What you will do =
The word "Passport" marks the lines to copy; find all of them in the entries below.
☆ ☆ ☆ ☆ ☆
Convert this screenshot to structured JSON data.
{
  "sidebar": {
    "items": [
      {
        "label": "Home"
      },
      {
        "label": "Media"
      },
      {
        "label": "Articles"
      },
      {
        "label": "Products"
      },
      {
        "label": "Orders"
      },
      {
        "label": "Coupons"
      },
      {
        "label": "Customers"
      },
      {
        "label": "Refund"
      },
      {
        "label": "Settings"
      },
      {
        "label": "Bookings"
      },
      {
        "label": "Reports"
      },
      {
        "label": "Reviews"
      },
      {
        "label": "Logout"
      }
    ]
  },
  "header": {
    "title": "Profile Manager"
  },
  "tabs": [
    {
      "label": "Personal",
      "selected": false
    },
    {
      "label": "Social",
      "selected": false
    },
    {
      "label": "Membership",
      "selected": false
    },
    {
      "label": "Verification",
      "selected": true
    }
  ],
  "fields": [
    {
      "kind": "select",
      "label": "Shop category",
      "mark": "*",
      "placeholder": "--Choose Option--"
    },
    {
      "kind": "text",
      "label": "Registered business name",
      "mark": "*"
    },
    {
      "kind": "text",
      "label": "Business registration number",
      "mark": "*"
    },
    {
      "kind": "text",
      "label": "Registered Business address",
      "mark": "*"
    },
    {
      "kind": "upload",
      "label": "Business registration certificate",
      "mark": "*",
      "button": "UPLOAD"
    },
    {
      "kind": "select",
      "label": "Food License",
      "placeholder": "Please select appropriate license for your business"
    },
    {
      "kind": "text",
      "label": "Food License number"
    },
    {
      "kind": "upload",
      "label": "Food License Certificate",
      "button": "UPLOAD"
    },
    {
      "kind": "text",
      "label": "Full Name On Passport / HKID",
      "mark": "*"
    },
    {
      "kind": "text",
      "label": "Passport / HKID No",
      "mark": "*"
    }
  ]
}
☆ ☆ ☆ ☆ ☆
Answer section =
      "label": "Full Name On Passport / HKID",
      "label": "Passport / HKID No",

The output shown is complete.